The investment trends accelerated by Covid-19

The Covid-19 outbreak is likely to change the way we think, work and live. It is accelerating trends that were already in place and changing people’s behaviour. All of this has implications for investors. Here we look at some of the long-term consequence of the ongoing pandemic. Creating jobs by de-carbonising the economy Creating jobs … Continue reading “The investment trends accelerated by Covid-19”

The end of the beginning, not the beginning of the end

It is becoming clear that the global recovery from the COVID-19 recession began in May. Widespread, albeit still incomplete, success in slowing the spread of the virus has prompted most governments to begin easing lockdowns over recent weeks, following China’s earlier lead. That has led to broad-based improvements in business and consumer confidence, alternative indicators … Continue reading “The end of the beginning, not the beginning of the end”

The beneficiaries of globalisation are right to be worried

The dispute between China and the US is likely to continue for many years as their clash of ideologies changes global trading patterns and supply chains. A senior American politician publicly derided one of the most important British companies on a scale we have not seen since attacks on BP following its oil spill in … Continue reading “The beneficiaries of globalisation are right to be worried”

Washington wants to halt US investment in Chinese companies

The controversy over the initial stages of the Covid-19 infection in China has allowed a raft of measures to be put on the table to ensure the superpower advantage remains with the US.  Washington wants to starve Chinese companies of money, with investors required to consider “America first”. In a speech given in the White … Continue reading “Washington wants to halt US investment in Chinese companies”

China drives into global trouble

China may discover that more countries in the world now intend to stand up to Beijing’s actions, as the US finds a rare political unity in opposing its actions from technology to Hong Kong. In an ironic twist to the global story, China has relaxed its economy more and is making better progress with its … Continue reading “China drives into global trouble”

Where to next for the Eurozone

Will the Coronavirus battle trigger a Eurozone war?
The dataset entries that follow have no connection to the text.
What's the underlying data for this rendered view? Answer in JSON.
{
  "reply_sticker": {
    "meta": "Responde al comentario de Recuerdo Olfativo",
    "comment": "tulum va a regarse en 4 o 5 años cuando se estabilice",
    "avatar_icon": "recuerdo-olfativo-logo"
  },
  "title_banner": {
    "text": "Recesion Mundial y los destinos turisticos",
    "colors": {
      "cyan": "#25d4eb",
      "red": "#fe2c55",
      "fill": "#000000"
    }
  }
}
The economic and health impacts of coronavirus have not been distributed equally across the Eurozone. In particular, peripheral countries such as Italy have been hit hardest in human and economic terms. This has reopened old fault lines between member states about a shared fiscal policy to offset … Continue reading “Where to next for the Eurozone”

US profits: will they bounce back as quickly as investors think?
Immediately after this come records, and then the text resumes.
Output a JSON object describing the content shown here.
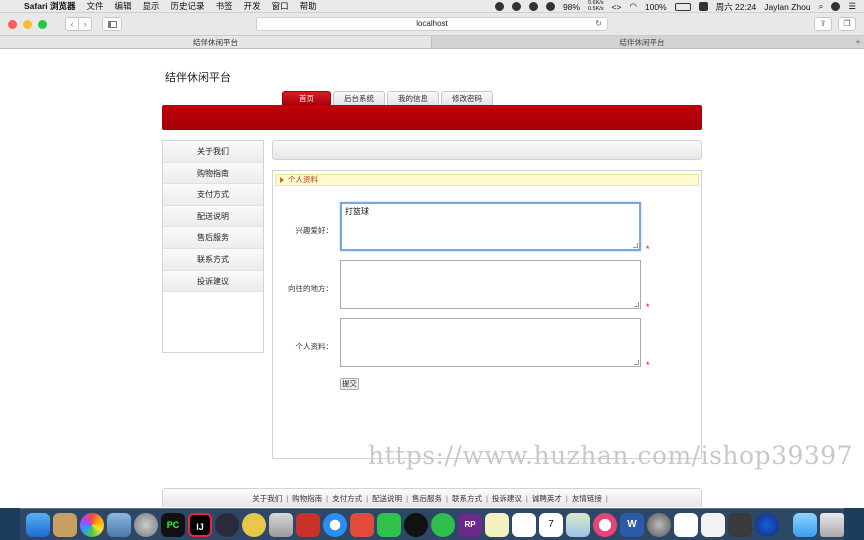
{
  "menubar": {
    "app": "Safari 浏览器",
    "items": [
      "文件",
      "编辑",
      "显示",
      "历史记录",
      "书签",
      "开发",
      "窗口",
      "帮助"
    ],
    "net_up": "0.6K/s",
    "net_down": "0.5K/s",
    "cpu": "98%",
    "battery": "100%",
    "datetime": "周六 22:24",
    "user": "Jaylan Zhou"
  },
  "browser": {
    "url": "localhost",
    "tabs": [
      "结伴休闲平台",
      "结伴休闲平台"
    ],
    "new_tab_label": "+"
  },
  "site": {
    "title": "结伴休闲平台",
    "nav": [
      "首页",
      "后台系统",
      "我的信息",
      "修改密码"
    ],
    "sidebar": [
      "关于我们",
      "购物指南",
      "支付方式",
      "配送说明",
      "售后服务",
      "联系方式",
      "投诉建议"
    ],
    "panel_title": "个人资料",
    "form": {
      "hobby_label": "兴趣爱好：",
      "hobby_value": "打篮球",
      "place_label": "向往的地方：",
      "place_value": "",
      "profile_label": "个人资料：",
      "profile_value": "",
      "required_mark": "*",
      "submit_label": "提交"
    },
    "footer_links": [
      "关于我们",
      "购物指南",
      "支付方式",
      "配送说明",
      "售后服务",
      "联系方式",
      "投诉建议",
      "诚聘英才",
      "友情链接"
    ],
    "footer_separator": "|"
  },
  "watermark": "https://www.huzhan.com/ishop39397",
  "dock": {
    "icons": [
      "finder-icon",
      "notes-icon",
      "photos-icon",
      "preview-icon",
      "launchpad-icon",
      "pycharm-icon",
      "intellij-icon",
      "sublime-icon",
      "cyberduck-icon",
      "sequel-icon",
      "redis-icon",
      "safari-icon",
      "remote-icon",
      "wechat-icon",
      "qq-icon",
      "music-app-icon",
      "axure-rp-icon",
      "stickies-icon",
      "reminders-icon",
      "calendar-icon",
      "maps-icon",
      "itunes-icon",
      "word-icon",
      "preferences-icon",
      "baidu-disk-icon",
      "textedit-icon",
      "sublime-text-icon",
      "browser-icon",
      "folder-icon",
      "trash-icon"
    ],
    "calendar_day": "7",
    "rp_label": "RP",
    "pc_label": "PC",
    "ij_label": "IJ",
    "w_label": "W"
  },
  "colors": {
    "brand_red": "#b30008",
    "panel_title_bg": "#fffbd1",
    "panel_title_text": "#c23a00",
    "desktop": "#1b3d5e"
  }
}
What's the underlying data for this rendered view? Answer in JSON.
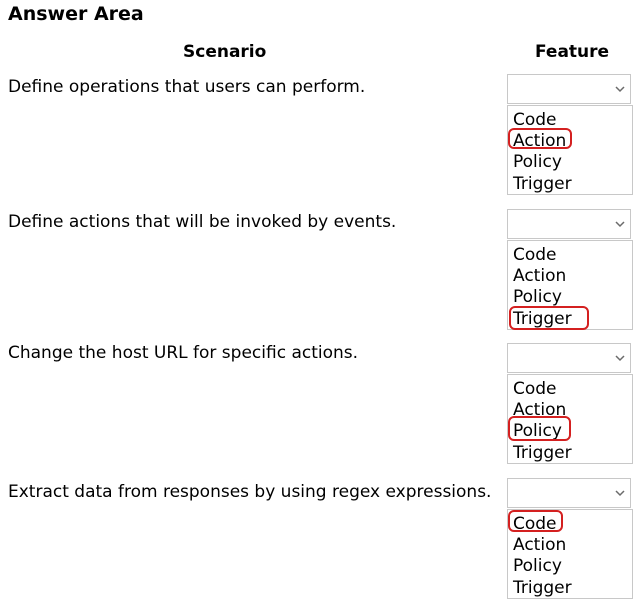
{
  "title": "Answer Area",
  "headers": {
    "scenario": "Scenario",
    "feature": "Feature"
  },
  "rows": [
    {
      "scenario": "Define operations that users can perform.",
      "options": [
        "Code",
        "Action",
        "Policy",
        "Trigger"
      ],
      "selected": "Action"
    },
    {
      "scenario": "Define actions that will be invoked by events.",
      "options": [
        "Code",
        "Action",
        "Policy",
        "Trigger"
      ],
      "selected": "Trigger"
    },
    {
      "scenario": "Change the host URL for specific actions.",
      "options": [
        "Code",
        "Action",
        "Policy",
        "Trigger"
      ],
      "selected": "Policy"
    },
    {
      "scenario": "Extract data from responses by using regex expressions.",
      "options": [
        "Code",
        "Action",
        "Policy",
        "Trigger"
      ],
      "selected": "Code"
    }
  ],
  "icons": {
    "dropdown": "chevron-down-icon"
  },
  "colors": {
    "highlight": "#d42020",
    "border": "#c8c8c8",
    "text": "#000000"
  }
}
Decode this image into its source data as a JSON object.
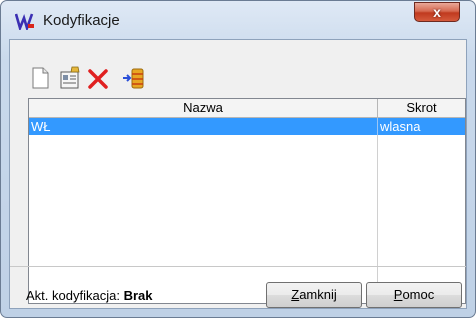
{
  "window": {
    "title": "Kodyfikacje",
    "close_label": "x"
  },
  "toolbar": {
    "buttons": [
      {
        "name": "new-document-icon"
      },
      {
        "name": "edit-card-icon"
      },
      {
        "name": "delete-x-icon"
      },
      {
        "name": "database-import-icon"
      }
    ]
  },
  "table": {
    "columns": [
      "Nazwa",
      "Skrot"
    ],
    "rows": [
      {
        "nazwa": "WŁ",
        "skrot": "wlasna"
      }
    ]
  },
  "status": {
    "label": "Akt. kodyfikacja:",
    "value": "Brak"
  },
  "buttons": {
    "close": {
      "mnemonic": "Z",
      "rest": "amknij"
    },
    "help": {
      "mnemonic": "P",
      "rest": "omoc"
    }
  },
  "colors": {
    "selection": "#3399ff",
    "close_button": "#c9412a",
    "delete_icon": "#e02020"
  }
}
US earnings season is always a spectacle and this time around is no different. Well, no different but for one exceptional factor: Covid-19, and its effects on company profits. The businesses that make up the S&P 500 Index have started to tell us how they performed from January to March, a period of unprecedented operating … Continue reading “US profits: will they bounce back as quickly as investors think?”

Keep calm and carry on
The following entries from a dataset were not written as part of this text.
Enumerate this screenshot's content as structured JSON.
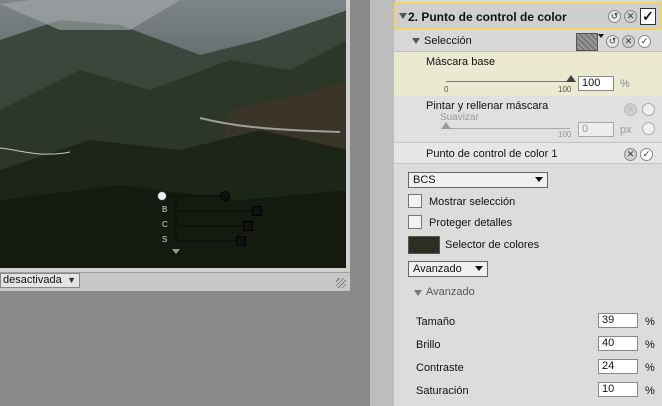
{
  "viewer": {
    "status_dropdown": "desactivada",
    "control_point_letters": [
      "B",
      "C",
      "S"
    ]
  },
  "panel": {
    "header": {
      "title": "2. Punto de control de color"
    },
    "selection": {
      "label": "Selección"
    },
    "mask_base": {
      "label": "Máscara base",
      "tick_min": "0",
      "tick_max": "100",
      "value": "100",
      "unit": "%"
    },
    "paint_mask": {
      "label": "Pintar y rellenar máscara",
      "sublabel": "Suavizar",
      "tick_min": "0",
      "tick_max": "100",
      "value": "0",
      "unit": "px"
    },
    "cp1": {
      "title": "Punto de control de color 1",
      "mode_dropdown": "BCS",
      "show_selection": "Mostrar selección",
      "protect_details": "Proteger detalles",
      "color_picker": "Selector de colores",
      "advanced_dropdown": "Avanzado",
      "advanced_section": "Avanzado",
      "swatch_color": "#2a2f22",
      "params": [
        {
          "label": "Tamaño",
          "value": "39",
          "unit": "%"
        },
        {
          "label": "Brillo",
          "value": "40",
          "unit": "%"
        },
        {
          "label": "Contraste",
          "value": "24",
          "unit": "%"
        },
        {
          "label": "Saturación",
          "value": "10",
          "unit": "%"
        }
      ]
    }
  },
  "colors": {
    "header_border": "#f2d36a",
    "panel_bg": "#d6d6d6",
    "mask_section_bg": "#ebe9cf"
  }
}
An unexpected global pandemic has triggered the third bear market of the 21st century. At the start of the year, equity analysts had priced in profits growth of 5-10% a year, now they are downgrading their profits estimates by 5-10% a week. One of the deepest economic recessions since the 1930s will expose some well-known … Continue reading “Keep calm and carry on”

Looking back at the markets through January

A selection of articles looking back through the markets last month. Global Market Review Coronavirus hits investor sentiment Investor sentiment was initially buoyed in January as the US and China signed their interim trade deal, driving US share indices to new all-time highs. However, major global equity markets ultimately ended the month in negative territory … Continue reading “Looking back at the markets through January”

Big troubles for China

The Chinese government is facing pressures on a number of fronts. Its rulers may be about to find out that, for investors, good governance really matters. We have been negative about the prospects for the Chinese equity markets for some time. We worried about the slowdown in 2019 and the continuing hostility of the US … Continue reading “Big troubles for China”

Looking back at the markets through December

A selection of articles looking back through the markets last month. Global Market Review Double-digit gains in 2019 Despite a year that was filled with political and social upheaval – from the trade war between the US and China, through Brexit, to the civil unrest in Hong Kong – many world markets achieved double-digit gains … Continue reading “Looking back at the markets through December”

Surprises in European equities

Why have European equities performed so well in 2019 and what are the prospects for 2020? For much of 2019, European equities were an unloved asset class, shunned by investors. At first sight, this was understandable – the region is growing only slowly, wracked by political tensions and wrestling with headwinds in vital sectors such as … Continue reading “Surprises in European equities”

Looking back at the markets through October

A selection of articles looking back through the markets last month. Global Market Review Election fever October saw the UK plunge into election fever as progress on Brexit once again ground to a halt. Although Prime Minister Boris Johnson managed to reach a new Brexit Withdrawal Agreement with the EU , he failed to win … Continue reading “Looking back at the markets through October”

The impact of US foreign policy on markets

Trade restrictions and tariffs are the main response of the Trump administration to foreign disagreements, but there are some positives too. Donald Trump moves markets. He watches them regularly and tries to influence them by what he says and what he does. He sees a rising US share market as proof that he is making … Continue reading “The impact of US foreign policy on markets”